Swiss pension funds’ financial health could lead the government to set a minimum interest rate on pension savings for 2022 above the 1% recommended by the federal commission for occupational pensions, according to the latter’s president.
The financial situation of the Pensionskassen, particularly their funding ratio, and the markets are moving in a direction so that “I can imagine the cabinet going slightly above 1%”, BVG-Kommission’s president Christine Egerszegi-Obrist told IPE.
She added that pension funds can also independently decide to apply an interest rate on pension savings that is higher than the minimum level.
The BVG Kommission makes a minimum interest rate recommendation by looking at returns on bonds, equities, and real estate. The rate is applied to pension savings accumulated on wages in the range of CHF21,510 (€22,022)-86,040 per year, corresponding to the mandatory part of the occupational pension insurance.
According to figures published by the federal workplace pensions supervisor, OAK BV, returns on equities (14.2%) and alternatives (13.6%) pushed Swiss pension funds’ funding ratios to 119.9% in the first half of this year, up from 113.5% at the end of 2020.
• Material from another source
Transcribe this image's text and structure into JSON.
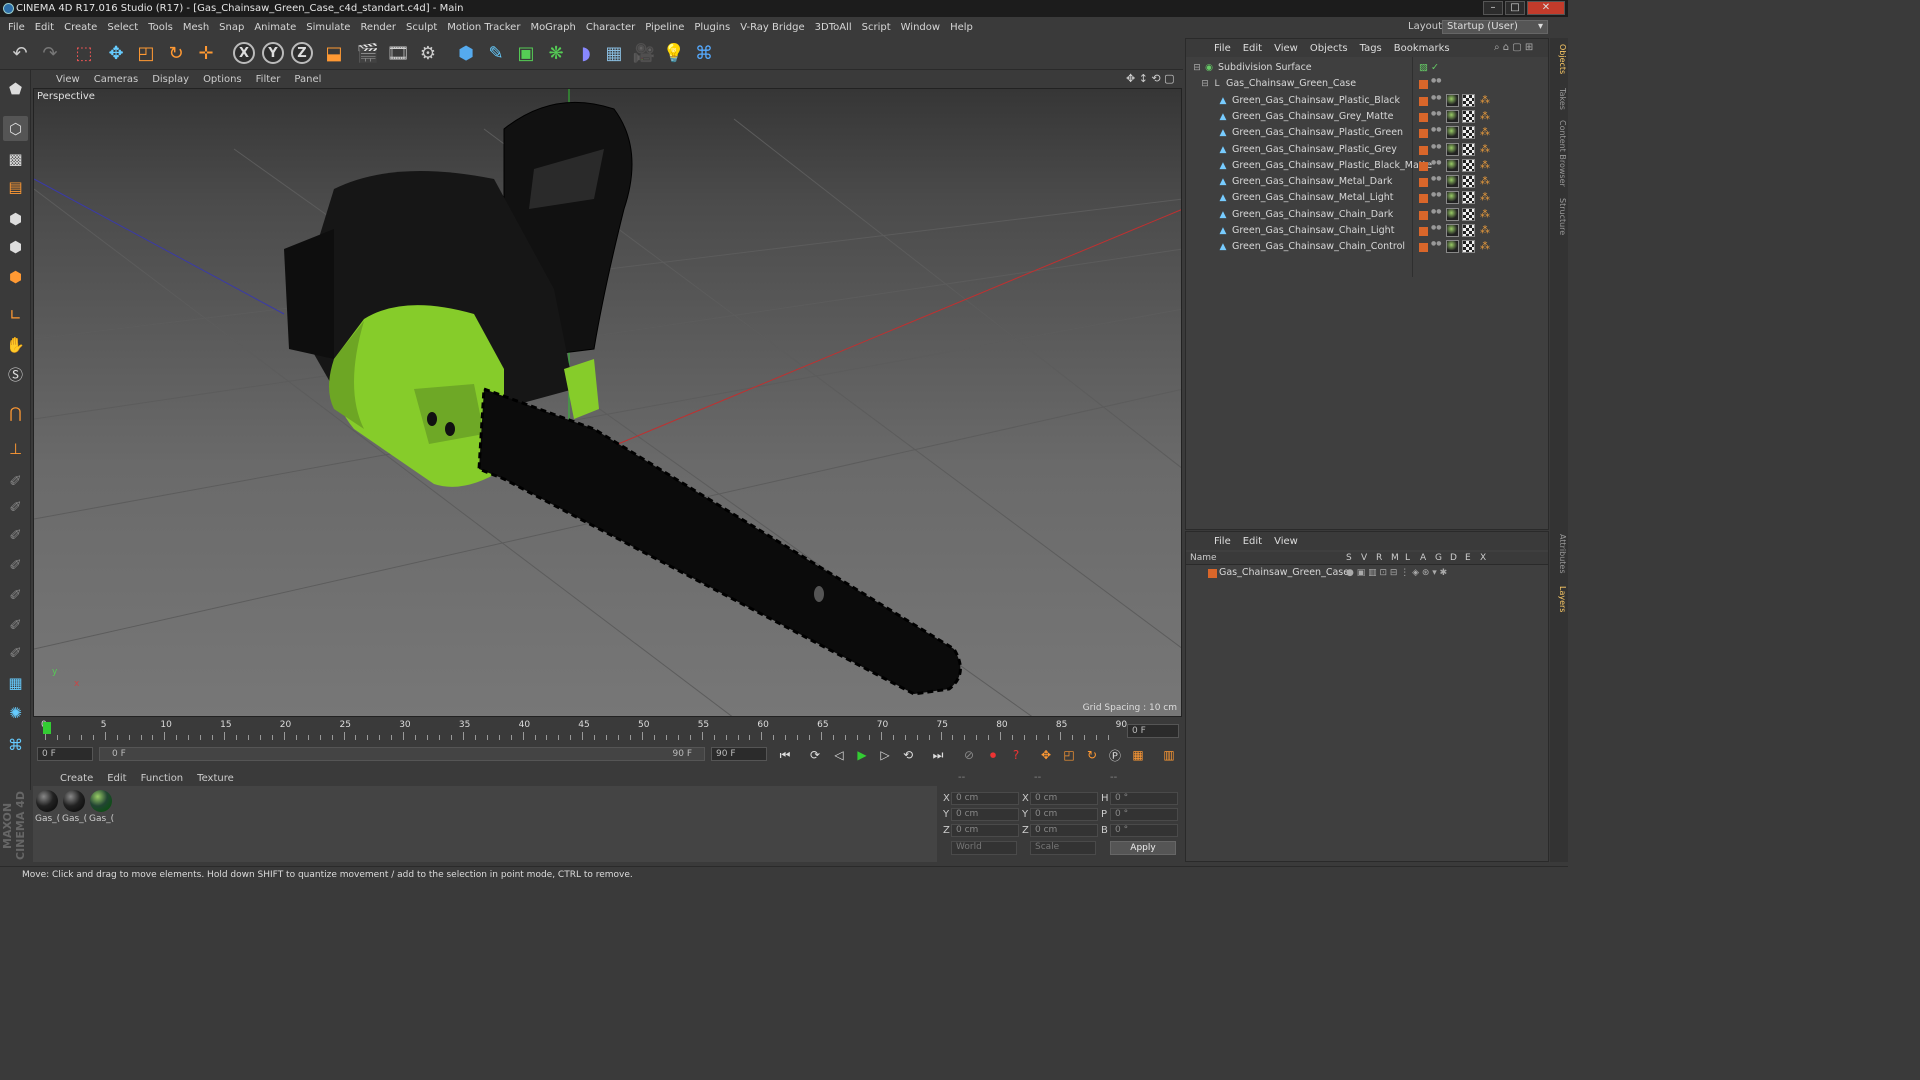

The BVG Kommission has recommended that the minimum interest rate on pensions savings be kept at 1% for 2022, above the 0.75% suggested last year, precisely because “at the moment [the situation on the] markets is very good, and the Pensionskassen are in a very good condition with a funding ratio that hasn’t been this high since 2004,” said Egerszegi-Obris.
The BVK-Kommission’s recommendation is based on July figures. The Federal Council will decide on the minimum interest rate in the autumn.
“The development in this quarter is decisive,” said Egerszegi-Obrist. “If the trend continues to go up I can imagine that almost certainly the Federal Council will keep the minimum interest rate at least at 1%.”
Last year, the Federal Council also decided to maintain the minimum interest rate at 1%, with a government official having at the time told IPE that this was because the situation was “quite stable, even though at times with a certain volatility”.
Egerszegi-Obrist explained that the BVG-Kommission had chosen 0.75% last year with the consequences of the COVID-19 pandemic in mind.
The pension fund association ASIP has given its support to this year’s recommendation of the BVG-Kommission.
The committee had rightly taken into account pension funds’ financial situation, inflation, wage growth, and the returns targeted by pension institutions to keep a certain level of funding ratio, ASIP said in a statement.
The Swiss Employers’ Association (SAV) had instead campaigned for a “significant reduction” of the minimum interest rate, it said in a statement.
It said it was unclear whether the market bull run of 2021 would continue and that current developments could only help to a certain extent to determine the outlook at the end of next year.
The pressure on pension funds was meanwhile increasing, especially for those facing having to pay pensions for the baby boomer generation, it added.